Fergus Walsh is a medical journalist for the BBC and has reported on a wide range of issues, from medical research to ethics and both domestic and global disease threats.
Fergus Walsh has been the BBC medical correspondent since 2006. He has won several awards for medical journalism, and has been commended for his work in making important health topics more understandable to the public.
Fergus Walsh is the BBC’s medical correspondent. He works across television, radio and online, but is most likely to be seen on the Six and Ten O’Clock TV News on BBC1. His reports are seen globally via BBC World News. He can be heard on the Today programme and Radio 5 Live. He has a BBC blog: some of his online reports have had more than one million hits in a day. Fergus also reports for Panorama, the world’s longest-running investigative TV programme. He has written and presented documentaries on topics including cancer, antibiotics, multiple sclerosis, brain imaging, paralysis and gene editing.
Fergus joined the BBC in 1984. In the late ‘80s he was the BBC’s Legal and Home Affairs Correspondent covering issues such as crime, terrorism and miscarriages of justice.

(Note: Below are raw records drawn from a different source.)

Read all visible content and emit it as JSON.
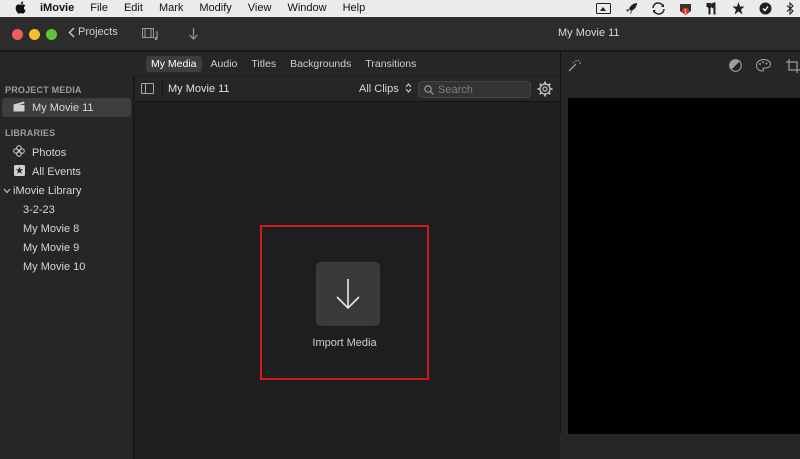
{
  "menubar": {
    "app_name": "iMovie",
    "items": [
      "File",
      "Edit",
      "Mark",
      "Modify",
      "View",
      "Window",
      "Help"
    ],
    "status_icons": [
      "screen-mirror-icon",
      "rocket-icon",
      "sync-icon",
      "notification-badge-icon",
      "tools-icon",
      "star-icon",
      "shield-icon",
      "bluetooth-icon"
    ]
  },
  "toolbar": {
    "projects_label": "Projects",
    "window_title": "My Movie 11"
  },
  "tabs": [
    {
      "label": "My Media",
      "active": true
    },
    {
      "label": "Audio",
      "active": false
    },
    {
      "label": "Titles",
      "active": false
    },
    {
      "label": "Backgrounds",
      "active": false
    },
    {
      "label": "Transitions",
      "active": false
    }
  ],
  "sidebar": {
    "project_header": "PROJECT MEDIA",
    "project_item": "My Movie 11",
    "libraries_header": "LIBRARIES",
    "photos": "Photos",
    "all_events": "All Events",
    "library": "iMovie Library",
    "events": [
      "3-2-23",
      "My Movie 8",
      "My Movie 9",
      "My Movie 10"
    ]
  },
  "browser": {
    "title": "My Movie 11",
    "filter_value": "All Clips",
    "search_placeholder": "Search"
  },
  "import": {
    "label": "Import Media"
  },
  "colors": {
    "highlight_frame": "#d4161d",
    "panel_bg": "#262626",
    "content_bg": "#1e1e1e"
  }
}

For the past 20 years he has concentrated on health and science. Fergus has reported from around the world on topics such as stem cells, genetics, obesity, HIV/AIDS, malaria, TB, swine flu, population growth, and cloning. In 2007 he gave evidence to Parliament during the scrutiny of the Human Tissue and Embryos Bill. In 2009 he appeared as himself alongside Julie Walters in an award-winning drama about assisted suicide called “A Short Stay in Switzerland”. He is a firm supporter of the importance of medical volunteers and has taken part in several patient trials. He has had all his genes sequenced, his brain, heart and other vital organs scanned for television reports, and taken part in a number of medical trials.